Photo of boy holding decapitated head ‘barbaric’ -Australia PM

Image from Syria shows child believed to be son of Sydney terrorist and Islamist State fighter

The photograph of a young boy holding the decapitated head of a slain Syrian soldier and published in Australian media today underscored the barbarity of Islamist State militants, Australian prime minister Tony Abbott said.   Photograph: Jason Alden/Bloomberg

The photograph of a young boy holding the decapitated head of a slain Syrian soldier and published in Australian media today underscored the barbarity of Islamist State militants, Australian prime minister Tony Abbott said. Photograph: Jason Alden/Bloomberg

Mon, Aug 11, 2014, 10:39

The photograph of a young boy holding the decapitated head of a slain Syrian soldier and published in Australian media today underscored the barbarity of Islamist State militants, Australian prime minister Tony Abbott said.

The image was posted on Twitter and showed the boy, believed to be the son of Sydney jihadist Khaled Sharrouf, The Australian newspaper said, adding that the boy was aged seven.

The image was taken in the northern Syrian city of Raqqa and was posted last week on the Twitter account of Sharrouf, Australia’s most wanted terrorist who fled to Syria last year and is now an Islamist State fighter.

Mr Abbott said the photograph was “more evidence of just how barbaric this entity is”.

The photo was “pretty graphic evidence of the real threat that Isil represents”, said US defence secretary Chuck Hagel, in Sydney ahead of annual Australia-United States Ministerial Consultations .

The Australian government believes at least 150 of its citizens are involved in fighting or actively supporting the Islamic State (Isil) in Syria and Iraq.

It said last month it was putting Islamic State on its list of banned terrorist organisations.

The United States is exploring options to evacuate thousands of Iraqi civilians trapped by Islamic militants on a barren mountain in northern Iraq, after four nights of humanitarian relief airdrops, US officials said yesterday.

While the airdrops appear to have provided urgently needed aid, the harsh conditions of the Sinjar mountain range in mid-summer have taken scores of lives among Iraq’s Yazidi minority, who are threatened by hardline militants from the Islamic State.

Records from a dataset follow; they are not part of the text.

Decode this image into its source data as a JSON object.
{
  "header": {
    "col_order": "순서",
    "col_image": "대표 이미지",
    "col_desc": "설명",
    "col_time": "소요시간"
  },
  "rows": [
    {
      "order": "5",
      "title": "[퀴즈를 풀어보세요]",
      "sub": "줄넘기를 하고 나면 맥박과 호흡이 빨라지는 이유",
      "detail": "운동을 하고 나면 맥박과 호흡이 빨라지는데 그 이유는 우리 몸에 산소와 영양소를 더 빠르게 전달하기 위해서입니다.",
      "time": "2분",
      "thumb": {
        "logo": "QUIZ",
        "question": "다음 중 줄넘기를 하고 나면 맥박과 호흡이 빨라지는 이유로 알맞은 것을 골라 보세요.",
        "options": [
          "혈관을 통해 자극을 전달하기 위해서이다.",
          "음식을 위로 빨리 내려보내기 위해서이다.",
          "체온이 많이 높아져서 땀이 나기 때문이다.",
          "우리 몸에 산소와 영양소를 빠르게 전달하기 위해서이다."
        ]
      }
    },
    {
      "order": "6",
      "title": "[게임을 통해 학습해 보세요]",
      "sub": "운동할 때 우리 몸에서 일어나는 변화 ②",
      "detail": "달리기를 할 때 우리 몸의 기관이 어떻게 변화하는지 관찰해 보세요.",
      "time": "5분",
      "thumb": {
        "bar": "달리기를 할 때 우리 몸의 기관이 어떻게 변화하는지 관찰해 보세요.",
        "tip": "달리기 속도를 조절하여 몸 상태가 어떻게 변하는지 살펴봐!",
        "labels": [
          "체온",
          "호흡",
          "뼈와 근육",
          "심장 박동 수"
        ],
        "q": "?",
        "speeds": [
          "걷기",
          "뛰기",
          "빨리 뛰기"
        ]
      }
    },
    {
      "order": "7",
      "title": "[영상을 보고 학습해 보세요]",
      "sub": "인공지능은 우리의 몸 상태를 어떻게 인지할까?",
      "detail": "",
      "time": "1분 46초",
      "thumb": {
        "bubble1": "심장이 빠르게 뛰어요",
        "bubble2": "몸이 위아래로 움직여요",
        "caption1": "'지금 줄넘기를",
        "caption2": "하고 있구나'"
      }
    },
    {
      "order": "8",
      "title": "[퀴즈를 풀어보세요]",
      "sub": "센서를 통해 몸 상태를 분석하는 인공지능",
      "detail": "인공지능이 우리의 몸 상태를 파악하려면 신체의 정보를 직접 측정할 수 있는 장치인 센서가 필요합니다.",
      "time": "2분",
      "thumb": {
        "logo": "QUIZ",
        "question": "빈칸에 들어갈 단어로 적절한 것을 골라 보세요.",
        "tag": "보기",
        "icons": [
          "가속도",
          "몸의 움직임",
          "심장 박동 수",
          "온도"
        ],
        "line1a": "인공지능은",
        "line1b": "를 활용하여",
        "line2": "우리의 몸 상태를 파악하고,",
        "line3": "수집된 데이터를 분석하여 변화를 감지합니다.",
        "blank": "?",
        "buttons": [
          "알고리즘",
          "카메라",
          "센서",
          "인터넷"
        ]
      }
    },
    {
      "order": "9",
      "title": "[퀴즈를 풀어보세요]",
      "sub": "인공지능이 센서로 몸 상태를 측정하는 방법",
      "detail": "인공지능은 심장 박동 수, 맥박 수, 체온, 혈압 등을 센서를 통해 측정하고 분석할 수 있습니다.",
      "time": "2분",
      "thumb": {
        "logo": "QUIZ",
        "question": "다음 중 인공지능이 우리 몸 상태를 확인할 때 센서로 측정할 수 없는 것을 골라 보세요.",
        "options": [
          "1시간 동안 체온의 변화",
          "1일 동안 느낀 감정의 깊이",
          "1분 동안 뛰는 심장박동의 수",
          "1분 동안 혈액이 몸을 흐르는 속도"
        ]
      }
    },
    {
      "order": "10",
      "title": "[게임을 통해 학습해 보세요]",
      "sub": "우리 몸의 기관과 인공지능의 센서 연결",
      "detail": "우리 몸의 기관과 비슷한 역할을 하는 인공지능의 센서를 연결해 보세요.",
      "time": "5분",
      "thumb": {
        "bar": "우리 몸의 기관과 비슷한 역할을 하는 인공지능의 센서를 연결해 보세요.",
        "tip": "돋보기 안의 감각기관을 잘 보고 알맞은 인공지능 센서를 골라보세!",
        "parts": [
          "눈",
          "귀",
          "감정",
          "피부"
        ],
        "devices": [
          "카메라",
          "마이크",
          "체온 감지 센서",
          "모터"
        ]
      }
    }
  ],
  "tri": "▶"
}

Australia, along with France and Britain, has offered assistance to provide aid to the trapped people.

Reuters